Stored entries -
+ + + + +

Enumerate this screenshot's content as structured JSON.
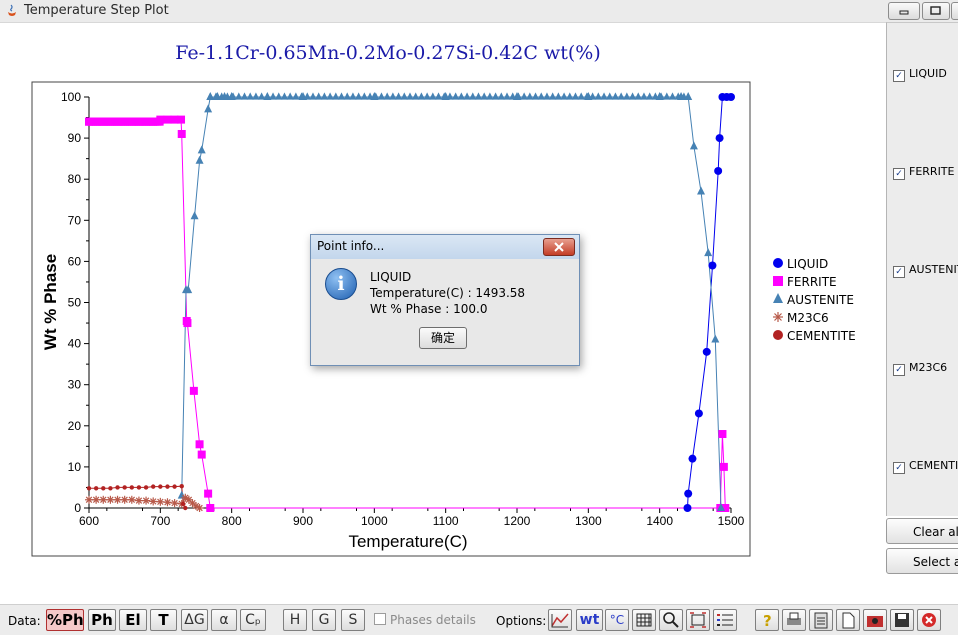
{
  "window": {
    "title": "Temperature Step Plot",
    "minimize_icon": "minimize-icon",
    "restore_icon": "restore-icon",
    "close_icon": "close-icon"
  },
  "chart_data": {
    "type": "line",
    "title": "Fe-1.1Cr-0.65Mn-0.2Mo-0.27Si-0.42C wt(%)",
    "xlabel": "Temperature(C)",
    "ylabel": "Wt % Phase",
    "xlim": [
      600,
      1500
    ],
    "ylim": [
      0,
      100
    ],
    "x_ticks": [
      600,
      700,
      800,
      900,
      1000,
      1100,
      1200,
      1300,
      1400,
      1500
    ],
    "y_ticks": [
      0,
      10,
      20,
      30,
      40,
      50,
      60,
      70,
      80,
      90,
      100
    ],
    "grid": false,
    "legend_position": "right",
    "series": [
      {
        "name": "LIQUID",
        "color": "#0000ee",
        "marker": "circle",
        "x": [
          1439,
          1440,
          1446,
          1455,
          1466,
          1474,
          1482,
          1484,
          1488,
          1494,
          1500
        ],
        "y": [
          0,
          3.5,
          12,
          23,
          38,
          59,
          82,
          90,
          100,
          100,
          100
        ]
      },
      {
        "name": "FERRITE",
        "color": "#ff00ff",
        "marker": "square",
        "x": [
          600,
          610,
          620,
          630,
          640,
          650,
          660,
          670,
          680,
          690,
          700,
          710,
          720,
          729,
          730,
          737,
          738,
          747,
          755,
          758,
          767,
          770,
          1485,
          1488,
          1490,
          1492
        ],
        "y": [
          94,
          94,
          94,
          94,
          94,
          94,
          94,
          94,
          94,
          94,
          94.5,
          94.5,
          94.5,
          94.5,
          91,
          45.5,
          45,
          28.5,
          15.5,
          13,
          3.5,
          0,
          0,
          18,
          10,
          0
        ]
      },
      {
        "name": "AUSTENITE",
        "color": "#4682b4",
        "marker": "triangle",
        "x": [
          730,
          736,
          739,
          748,
          755,
          758,
          767,
          770,
          780,
          790,
          800,
          850,
          900,
          1000,
          1100,
          1200,
          1300,
          1400,
          1430,
          1440,
          1448,
          1458,
          1468,
          1478,
          1486
        ],
        "y": [
          3,
          53,
          53,
          71,
          84.5,
          87,
          97,
          100,
          100,
          100,
          100,
          100,
          100,
          100,
          100,
          100,
          100,
          100,
          100,
          100,
          88,
          77,
          62,
          41,
          0
        ]
      },
      {
        "name": "M23C6",
        "color": "#b85a4a",
        "marker": "star",
        "x": [
          600,
          610,
          620,
          630,
          640,
          650,
          660,
          670,
          680,
          690,
          700,
          710,
          720,
          730,
          735,
          740,
          745,
          750,
          755
        ],
        "y": [
          2,
          2,
          2,
          2,
          2,
          2,
          2,
          1.8,
          1.8,
          1.6,
          1.5,
          1.4,
          1.2,
          1,
          2.5,
          2,
          1.2,
          0.5,
          0
        ]
      },
      {
        "name": "CEMENTITE",
        "color": "#b22222",
        "marker": "circle",
        "x": [
          600,
          610,
          620,
          630,
          640,
          650,
          660,
          670,
          680,
          690,
          700,
          710,
          720,
          730,
          732,
          735
        ],
        "y": [
          4.8,
          4.8,
          4.8,
          4.8,
          5,
          5,
          5,
          5,
          5,
          5.2,
          5.2,
          5.2,
          5.2,
          5.3,
          1,
          0
        ]
      }
    ]
  },
  "dialog": {
    "title": "Point info...",
    "icon": "info-icon",
    "phase": "LIQUID",
    "temperature_line": "Temperature(C) : 1493.58",
    "wt_line": "Wt % Phase : 100.0",
    "ok_label": "确定"
  },
  "side_panel": {
    "phases": [
      {
        "label": "LIQUID",
        "checked": true
      },
      {
        "label": "FERRITE",
        "checked": true
      },
      {
        "label": "AUSTENITE",
        "checked": true
      },
      {
        "label": "M23C6",
        "checked": true
      },
      {
        "label": "CEMENTITE",
        "checked": true
      }
    ],
    "clear_label": "Clear all",
    "select_label": "Select all"
  },
  "toolbar": {
    "data_label": "Data:",
    "data_buttons": [
      "%Ph",
      "Ph",
      "El",
      "T",
      "ΔG",
      "α",
      "Cₚ"
    ],
    "hgs_buttons": [
      "H",
      "G",
      "S"
    ],
    "phases_details_label": "Phases details",
    "options_label": "Options:",
    "option_buttons": [
      "wt",
      "°C"
    ]
  }
}
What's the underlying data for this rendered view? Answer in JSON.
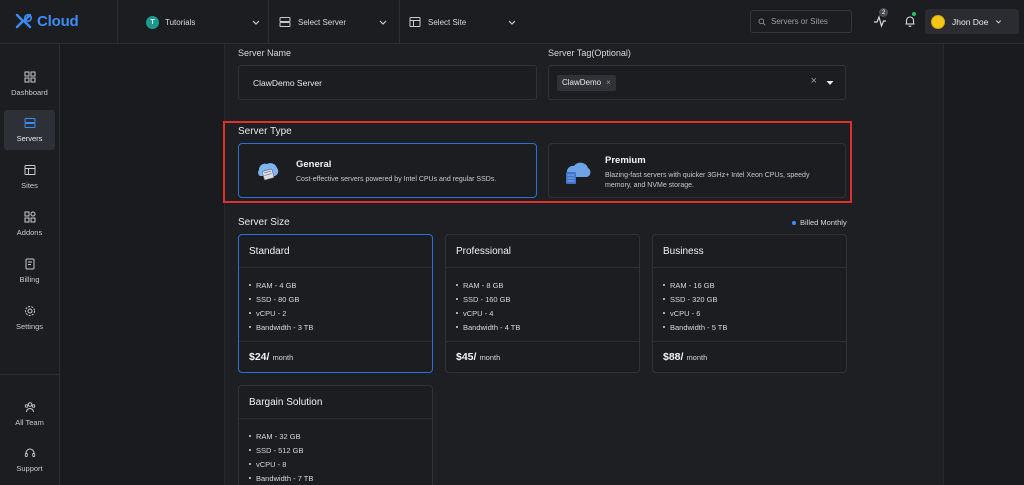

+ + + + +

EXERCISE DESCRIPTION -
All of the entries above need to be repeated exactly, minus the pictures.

WRITTEN ANSWER -
Enumerate this screenshot's content as structured JSON.
{
  "window": {
    "title": "Temperature Step Plot",
    "minimize_icon": "minimize-icon",
    "restore_icon": "restore-icon",
    "close_icon": "close-icon"
  },
  "chart_data": {
    "type": "line",
    "title": "Fe-1.1Cr-0.65Mn-0.2Mo-0.27Si-0.42C wt(%)",
    "xlabel": "Temperature(C)",
    "ylabel": "Wt % Phase",
    "xlim": [
      600,
      1500
    ],
    "ylim": [
      0,
      100
    ],
    "x_ticks": [
      600,
      700,
      800,
      900,
      1000,
      1100,
      1200,
      1300,
      1400,
      1500
    ],
    "y_ticks": [
      0,
      10,
      20,
      30,
      40,
      50,
      60,
      70,
      80,
      90,
      100
    ],
    "grid": false,
    "legend_position": "right",
    "series": [
      {
        "name": "LIQUID",
        "color": "#0000ee",
        "marker": "circle",
        "x": [
          1439,
          1440,
          1446,
          1455,
          1466,
          1474,
          1482,
          1484,
          1488,
          1494,
          1500
        ],
        "y": [
          0,
          3.5,
          12,
          23,
          38,
          59,
          82,
          90,
          100,
          100,
          100
        ]
      },
      {
        "name": "FERRITE",
        "color": "#ff00ff",
        "marker": "square",
        "x": [
          600,
          610,
          620,
          630,
          640,
          650,
          660,
          670,
          680,
          690,
          700,
          710,
          720,
          729,
          730,
          737,
          738,
          747,
          755,
          758,
          767,
          770,
          1485,
          1488,
          1490,
          1492
        ],
        "y": [
          94,
          94,
          94,
          94,
          94,
          94,
          94,
          94,
          94,
          94,
          94.5,
          94.5,
          94.5,
          94.5,
          91,
          45.5,
          45,
          28.5,
          15.5,
          13,
          3.5,
          0,
          0,
          18,
          10,
          0
        ]
      },
      {
        "name": "AUSTENITE",
        "color": "#4682b4",
        "marker": "triangle",
        "x": [
          730,
          736,
          739,
          748,
          755,
          758,
          767,
          770,
          780,
          790,
          800,
          850,
          900,
          1000,
          1100,
          1200,
          1300,
          1400,
          1430,
          1440,
          1448,
          1458,
          1468,
          1478,
          1486
        ],
        "y": [
          3,
          53,
          53,
          71,
          84.5,
          87,
          97,
          100,
          100,
          100,
          100,
          100,
          100,
          100,
          100,
          100,
          100,
          100,
          100,
          100,
          88,
          77,
          62,
          41,
          0
        ]
      },
      {
        "name": "M23C6",
        "color": "#b85a4a",
        "marker": "star",
        "x": [
          600,
          610,
          620,
          630,
          640,
          650,
          660,
          670,
          680,
          690,
          700,
          710,
          720,
          730,
          735,
          740,
          745,
          750,
          755
        ],
        "y": [
          2,
          2,
          2,
          2,
          2,
          2,
          2,
          1.8,
          1.8,
          1.6,
          1.5,
          1.4,
          1.2,
          1,
          2.5,
          2,
          1.2,
          0.5,
          0
        ]
      },
      {
        "name": "CEMENTITE",
        "color": "#b22222",
        "marker": "circle",
        "x": [
          600,
          610,
          620,
          630,
          640,
          650,
          660,
          670,
          680,
          690,
          700,
          710,
          720,
          730,
          732,
          735
        ],
        "y": [
          4.8,
          4.8,
          4.8,
          4.8,
          5,
          5,
          5,
          5,
          5,
          5.2,
          5.2,
          5.2,
          5.2,
          5.3,
          1,
          0
        ]
      }
    ]
  },
  "dialog": {
    "title": "Point info...",
    "icon": "info-icon",
    "phase": "LIQUID",
    "temperature_line": "Temperature(C) : 1493.58",
    "wt_line": "Wt % Phase : 100.0",
    "ok_label": "确定"
  },
  "side_panel": {
    "phases": [
      {
        "label": "LIQUID",
        "checked": true
      },
      {
        "label": "FERRITE",
        "checked": true
      },
      {
        "label": "AUSTENITE",
        "checked": true
      },
      {
        "label": "M23C6",
        "checked": true
      },
      {
        "label": "CEMENTITE",
        "checked": true
      }
    ],
    "clear_label": "Clear all",
    "select_label": "Select all"
  },
  "toolbar": {
    "data_label": "Data:",
    "data_buttons": [
      "%Ph",
      "Ph",
      "El",
      "T",
      "ΔG",
      "α",
      "Cₚ"
    ],
    "hgs_buttons": [
      "H",
      "G",
      "S"
    ],
    "phases_details_label": "Phases details",
    "options_label": "Options:",
    "option_buttons": [
      "wt",
      "°C"
    ]
  }
}
What's the underlying data for this rendered view? Answer in JSON.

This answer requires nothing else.